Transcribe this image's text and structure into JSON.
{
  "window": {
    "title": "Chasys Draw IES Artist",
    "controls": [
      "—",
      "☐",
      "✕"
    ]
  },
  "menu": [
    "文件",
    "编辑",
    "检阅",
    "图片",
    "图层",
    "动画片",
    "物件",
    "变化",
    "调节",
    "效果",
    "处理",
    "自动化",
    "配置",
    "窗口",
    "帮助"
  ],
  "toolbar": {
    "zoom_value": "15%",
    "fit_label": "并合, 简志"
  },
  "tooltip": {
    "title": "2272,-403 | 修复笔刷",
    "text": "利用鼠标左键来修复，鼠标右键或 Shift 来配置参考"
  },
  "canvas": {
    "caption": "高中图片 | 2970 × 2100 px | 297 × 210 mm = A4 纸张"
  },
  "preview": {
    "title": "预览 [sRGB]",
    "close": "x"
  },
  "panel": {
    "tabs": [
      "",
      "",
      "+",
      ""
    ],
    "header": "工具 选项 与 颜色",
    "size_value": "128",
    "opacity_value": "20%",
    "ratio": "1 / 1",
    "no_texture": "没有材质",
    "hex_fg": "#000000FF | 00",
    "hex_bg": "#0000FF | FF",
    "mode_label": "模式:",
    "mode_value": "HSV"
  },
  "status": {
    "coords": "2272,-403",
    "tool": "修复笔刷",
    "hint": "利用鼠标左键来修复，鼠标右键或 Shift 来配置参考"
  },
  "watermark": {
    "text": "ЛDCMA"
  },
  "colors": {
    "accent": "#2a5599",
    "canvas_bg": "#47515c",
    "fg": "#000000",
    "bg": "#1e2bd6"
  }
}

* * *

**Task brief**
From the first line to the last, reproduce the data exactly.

**Result of the exercise**
Transcribe this image's text and structure into JSON.
{
  "window": {
    "title": "Chasys Draw IES Artist",
    "controls": [
      "—",
      "☐",
      "✕"
    ]
  },
  "menu": [
    "文件",
    "编辑",
    "检阅",
    "图片",
    "图层",
    "动画片",
    "物件",
    "变化",
    "调节",
    "效果",
    "处理",
    "自动化",
    "配置",
    "窗口",
    "帮助"
  ],
  "toolbar": {
    "zoom_value": "15%",
    "fit_label": "并合, 简志"
  },
  "tooltip": {
    "title": "2272,-403 | 修复笔刷",
    "text": "利用鼠标左键来修复，鼠标右键或 Shift 来配置参考"
  },
  "canvas": {
    "caption": "高中图片 | 2970 × 2100 px | 297 × 210 mm = A4 纸张"
  },
  "preview": {
    "title": "预览 [sRGB]",
    "close": "x"
  },
  "panel": {
    "tabs": [
      "",
      "",
      "+",
      ""
    ],
    "header": "工具 选项 与 颜色",
    "size_value": "128",
    "opacity_value": "20%",
    "ratio": "1 / 1",
    "no_texture": "没有材质",
    "hex_fg": "#000000FF | 00",
    "hex_bg": "#0000FF | FF",
    "mode_label": "模式:",
    "mode_value": "HSV"
  },
  "status": {
    "coords": "2272,-403",
    "tool": "修复笔刷",
    "hint": "利用鼠标左键来修复，鼠标右键或 Shift 来配置参考"
  },
  "watermark": {
    "text": "ЛDCMA"
  },
  "colors": {
    "accent": "#2a5599",
    "canvas_bg": "#47515c",
    "fg": "#000000",
    "bg": "#1e2bd6"
  }
}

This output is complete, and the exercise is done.